Q&A of the Day – Voter turnout in states with photo ID Part 2

Q&A of the Day – Voter turnout in states with photo ID Part 2

Bottom Line: The argument against voter ID requirements is simple. Not everyone has a photo ID, disproportionately those who don’t are minorities, thus the requirement suppresses minority turnout. This is true. A 2006 study by the Brennen Center of Justice found that 11% of adults in the US didn’t have a government issued photo ID. This included 25% of Black adults, 16% of Hispanics and 8% of Whites. But that was then and actually based on that study many states made concentered efforts to address this issue. This included offering free IDs and even free rides to obtain them for those who may lack resources. This addressed the concern that the photo ID worked as a form of “poll tax”. The result is that as of 2016 a subsequent study by the American National Election Studies cooperative found that only 3.3% of eligible adults lacked an ID. That’s an improvement of 70% within a decade. Given the arc of progress and the additional five years since that study, it’s possible, even likely that the number is now lower than the 3.3% level. So, to the question about whether obtaining a photo ID is a form of suppression?

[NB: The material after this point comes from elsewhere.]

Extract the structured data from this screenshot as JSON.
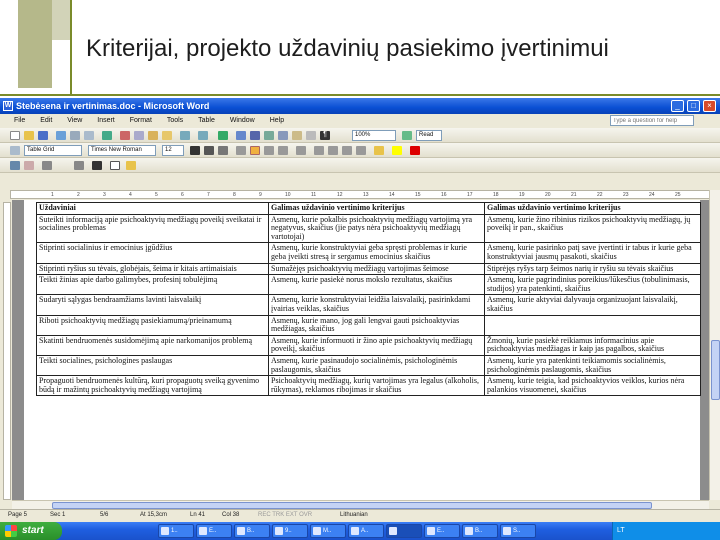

With free ID’s and even free rides to obtain them available for those who lack resources, the argument lacks validity in my view. What’s more is that when you review voter turnout by states – comparing states with photo ID requirements with those that don’t, the narrative doesn’t wash. Consider that from the 2020 Election cycle, voter turnout ranged from 55% in Oklahoma to 80% in Minnesota. With only around three percent lacking ID, explanations involving voter ID can’t come close to explaining variances in voter turnout. Consider – these were the states with the strictest voter ID laws in the country last November & here’s where the ranked in voter turnout nationally:

  • Indiana - 42nd
  • Kansas - 32nd
  • Mississippi - 45th
  • North Carolina - 17th
  • Tennessee - 44th
  • Virginia - 13th
  • Wisconsin - 4th

None of the states with the strictest ID’s ranked last, and in fact, Mississippi which has the highest percentage of Black citizens of any state in the country had turnout which was 6% higher than the last state – well outside of the margin of error for those lacking photo ID. Instead, what we commonly see drive turnout is the perception of competitiveness with top-of-the ticket races. Your top four states for turnout were all swing states, Minnesota, Colorado, Maine and Wisconsin. All of your bottom states for turnout were not – Oklahoma, Arkansas, Hawaii, West Virginia.

There are two sides to stories and one side to facts. There’s no evidence that even in the states with the strictest photo ID laws, there’s tangible voter suppression.

Photo Credit: Getty Images